● **Work to be completed**
Every entry below is to be copied word for word, with its pictures removed.

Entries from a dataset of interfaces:
=== Begin Enclosure ===

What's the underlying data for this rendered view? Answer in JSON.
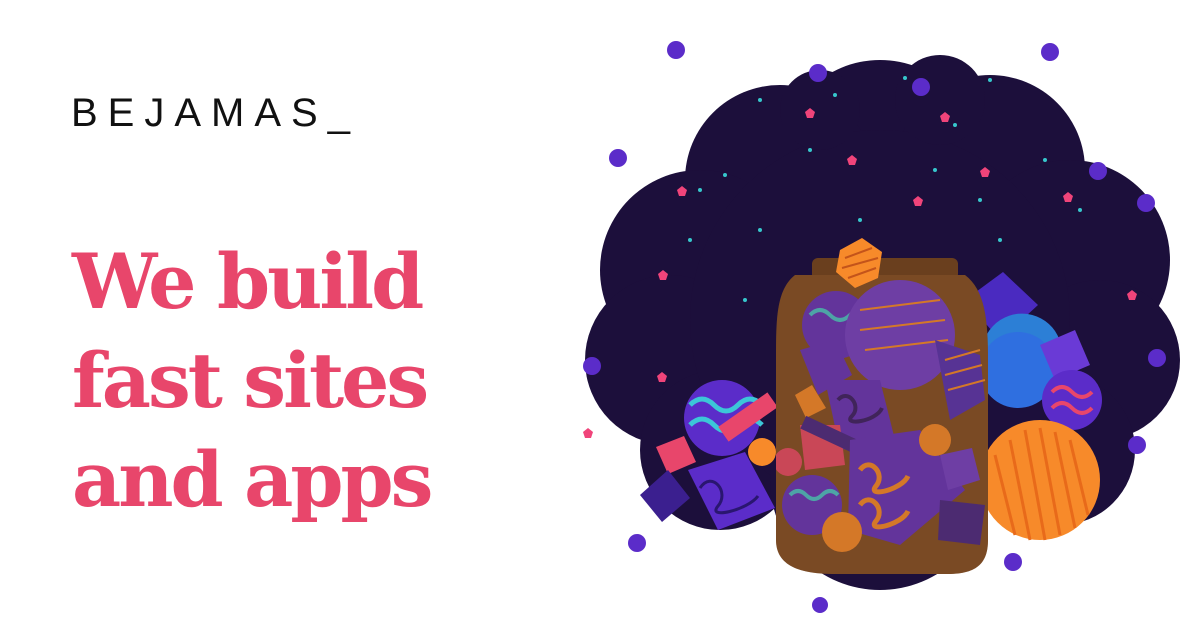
{
  "brand": {
    "logo_text": "BEJAMAS_"
  },
  "hero": {
    "lines": [
      "We build",
      "fast sites",
      "and apps"
    ]
  },
  "colors": {
    "accent": "#e8466b",
    "logo": "#111111",
    "night_sky": "#1c0f3b",
    "jar": "#7a4a25",
    "orange": "#f78a2a",
    "purple": "#5b2cc9",
    "teal": "#3cc6d8"
  },
  "illustration": {
    "icon": "jar-of-shapes-illustration"
  }
}
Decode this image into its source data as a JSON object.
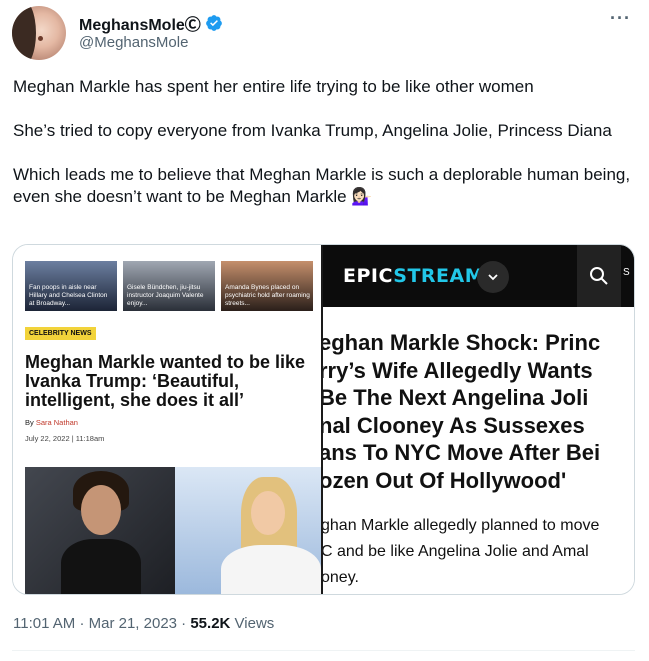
{
  "author": {
    "display_name": "MeghansMoleⒸ",
    "handle": "@MeghansMole",
    "verified": true
  },
  "tweet": {
    "paragraphs": [
      "Meghan Markle has spent her entire life trying to be like other women",
      "She’s tried to copy everyone from Ivanka Trump, Angelina Jolie, Princess Diana",
      "Which leads me to believe that Meghan Markle is such a deplorable human being, even she doesn’t want to be Meghan Markle 💁🏻‍♀️"
    ],
    "time": "11:01 AM",
    "date": "Mar 21, 2023",
    "views_count": "55.2K",
    "views_label": "Views"
  },
  "left_screenshot": {
    "thumbnails": [
      "Fan poops in aisle near Hillary and Chelsea Clinton at Broadway...",
      "Gisele Bündchen, jiu-jitsu instructor Joaquim Valente enjoy...",
      "Amanda Bynes placed on psychiatric hold after roaming streets..."
    ],
    "tag": "CELEBRITY NEWS",
    "headline": "Meghan Markle wanted to be like Ivanka Trump: ‘Beautiful, intelligent, she does it all’",
    "byline_prefix": "By ",
    "author": "Sara Nathan",
    "date": "July 22, 2022 | 11:18am"
  },
  "right_screenshot": {
    "logo_part1": "EPIC",
    "logo_part2": "STREAM",
    "edge_char": "S",
    "title_lines": [
      "eghan Markle Shock: Princ",
      "rry’s Wife Allegedly Wants",
      " Be The Next Angelina Joli",
      "nal Clooney As Sussexes",
      "ans To NYC Move After Bei",
      "ozen Out Of Hollywood'"
    ],
    "excerpt_lines": [
      "ghan Markle allegedly planned to move",
      "C and be like Angelina Jolie and Amal",
      "oney."
    ]
  },
  "colors": {
    "verified_blue": "#1d9bf0",
    "epicstream_accent": "#22c7e8",
    "tag_yellow": "#f2d33a",
    "secondary_text": "#536471"
  },
  "icons": [
    "verified-badge-icon",
    "more-options-icon",
    "chevron-down-icon",
    "search-icon"
  ]
}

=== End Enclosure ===

● **Solved exercise**
What's the underlying data for this rendered view? Answer in JSON.
{
  "brand": {
    "logo_text": "BEJAMAS_"
  },
  "hero": {
    "lines": [
      "We build",
      "fast sites",
      "and apps"
    ]
  },
  "colors": {
    "accent": "#e8466b",
    "logo": "#111111",
    "night_sky": "#1c0f3b",
    "jar": "#7a4a25",
    "orange": "#f78a2a",
    "purple": "#5b2cc9",
    "teal": "#3cc6d8"
  },
  "illustration": {
    "icon": "jar-of-shapes-illustration"
  }
}
Decode this image into its source data as a JSON object.
{
  "author": {
    "display_name": "MeghansMoleⒸ",
    "handle": "@MeghansMole",
    "verified": true
  },
  "tweet": {
    "paragraphs": [
      "Meghan Markle has spent her entire life trying to be like other women",
      "She’s tried to copy everyone from Ivanka Trump, Angelina Jolie, Princess Diana",
      "Which leads me to believe that Meghan Markle is such a deplorable human being, even she doesn’t want to be Meghan Markle 💁🏻‍♀️"
    ],
    "time": "11:01 AM",
    "date": "Mar 21, 2023",
    "views_count": "55.2K",
    "views_label": "Views"
  },
  "left_screenshot": {
    "thumbnails": [
      "Fan poops in aisle near Hillary and Chelsea Clinton at Broadway...",
      "Gisele Bündchen, jiu-jitsu instructor Joaquim Valente enjoy...",
      "Amanda Bynes placed on psychiatric hold after roaming streets..."
    ],
    "tag": "CELEBRITY NEWS",
    "headline": "Meghan Markle wanted to be like Ivanka Trump: ‘Beautiful, intelligent, she does it all’",
    "byline_prefix": "By ",
    "author": "Sara Nathan",
    "date": "July 22, 2022 | 11:18am"
  },
  "right_screenshot": {
    "logo_part1": "EPIC",
    "logo_part2": "STREAM",
    "edge_char": "S",
    "title_lines": [
      "eghan Markle Shock: Princ",
      "rry’s Wife Allegedly Wants",
      " Be The Next Angelina Joli",
      "nal Clooney As Sussexes",
      "ans To NYC Move After Bei",
      "ozen Out Of Hollywood'"
    ],
    "excerpt_lines": [
      "ghan Markle allegedly planned to move",
      "C and be like Angelina Jolie and Amal",
      "oney."
    ]
  },
  "colors": {
    "verified_blue": "#1d9bf0",
    "epicstream_accent": "#22c7e8",
    "tag_yellow": "#f2d33a",
    "secondary_text": "#536471"
  },
  "icons": [
    "verified-badge-icon",
    "more-options-icon",
    "chevron-down-icon",
    "search-icon"
  ]
}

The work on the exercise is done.